I wish I'd bought some of those Takoma LPs in the '60s, though they were not widely available. They can still be found but sell for $30-$50 (they're available on CD at normal prices). I have a couple of others that were released on more widely-distributed labels, Vanguard and Reprise. The one on Vanguard, The Yellow Princess, is my favorite. In addition to Fahey's typical work, it contains some intriguing experiments like the sound collage "The Singing Bridge of Memphis, Tennessee."
I discovered while researching this post that sometime in the 1970s he put out an album called Fare Forward Voyagers, which is a phrase from Eliot's Four Quartets. It consists of three pieces, each of which bears a phrase from Four Quartets as its title. I'll have to
The first Sunday Night Journal was unveiled to an eager public in January 2004. Here is a link to that month's archive; the very first post was a review of Return of the King (the movie). The posts appear latest-first, so that post is at the bottom. I think I had put up some sort of "Hello World" announcement, probably including the assertion that it was not a blog, at the end of December, but I'm not sure. At the time I intended to publish only the one weekly piece.
For the first couple of years it was a very simple web site done with hand-coded HTML and CSS. I got tired of maintaining that, and also decided that I really wanted to have comments, and more casual posts, so I started a blog with Blogger. I believe that was in June of 2006. In 2010 I moved it here from Blogger. Soon after that all the previous comments were lost, which is too bad because there were some great conversations there and I'm sure future historians would have been fascinated by them.
It was actually only last year that I finally got all the stuff from the first two and a half years posted here. Wonder how many words there are in the whole shebang.

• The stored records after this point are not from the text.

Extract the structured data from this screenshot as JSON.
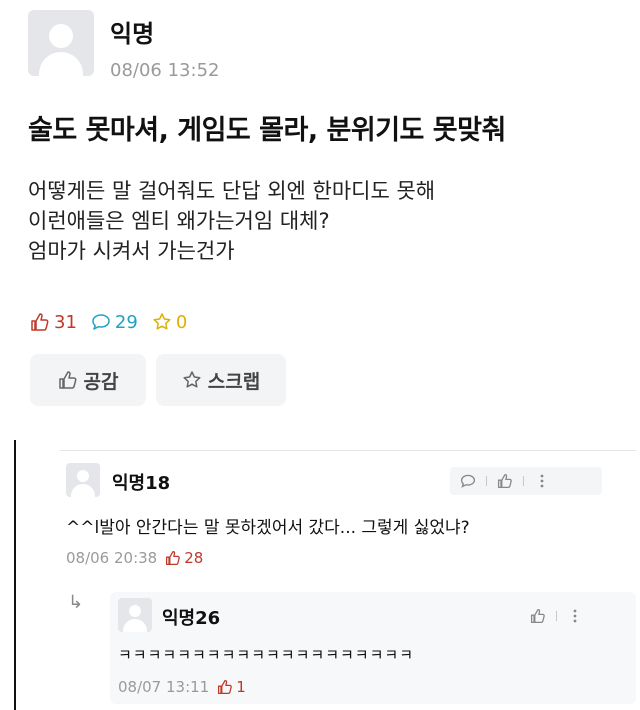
{
  "post": {
    "author": "익명",
    "time": "08/06 13:52",
    "title": "술도 못마셔, 게임도 몰라, 분위기도 못맞춰",
    "body_lines": [
      "어떻게든 말 걸어줘도 단답 외엔 한마디도 못해",
      "이런애들은 엠티 왜가는거임 대체?",
      "엄마가 시켜서 가는건가"
    ],
    "stats": {
      "likes": "31",
      "comments": "29",
      "scraps": "0"
    },
    "buttons": {
      "like": "공감",
      "scrap": "스크랩"
    }
  },
  "comments": [
    {
      "author": "익명18",
      "text": "^^l발아 안간다는 말 못하겠어서 갔다...  그렇게 싫었냐?",
      "time": "08/06 20:38",
      "likes": "28"
    }
  ],
  "reply": {
    "author": "익명26",
    "text": "ㅋㅋㅋㅋㅋㅋㅋㅋㅋㅋㅋㅋㅋㅋㅋㅋㅋㅋㅋㅋ",
    "time": "08/07 13:11",
    "likes": "1",
    "arrow": "↳"
  },
  "colors": {
    "like": "#c0392b",
    "comment": "#1fa0c8",
    "scrap": "#e0b000",
    "muted": "#9a9a9a"
  },
  "icons": [
    "avatar-placeholder",
    "thumbs-up-icon",
    "speech-bubble-icon",
    "star-icon",
    "more-vertical-icon",
    "reply-arrow-icon"
  ]
}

What do you think? I'm not sure...it's snazzier, but is it appropriate for First Things?
Movie mogul Harvey Weinstein stopped by Howard Stern’s radio show this week and revealed plans for his next big movie.
Weinstein got into a discussion with Stern about the issue of gun control, telling the controversial radio host, “I don’t think we need guns in this country, and I hate it. I think the NRA is a disaster area.”
“I shouldn’t say this, but I’ll tell it to you, Howard. I’m going to make a movie with Meryl Streep, and we’re going to take this head-on,” Weinstein continued. “And they’re going to wish they weren’t alive after I’m done with them.”
(quoted and ridiculed in this post at National Review Online)
Has there ever been a more egregious, yet oblivious, pool of hypocrisy than the entertainment industry? Harvey Weinstein has produced a number of very violent films, as well as some anti-Catholic ones, and "...has also cultivated a reputation for ruthlessness and fits of anger." (See Wikipedia article, which provided me with a link to this nice take-down of one of Weinstein's anti-Catholic efforts.
Just a mother taking pictures of her children, as so many others do. But...wow. She's Russian, and her name is Elena Shumilova. She says she "processes" the photos at night, and I really wonder what she does and what tools she uses, because I doubt that they come out of the camera looking quite this good. See the entire gallery here.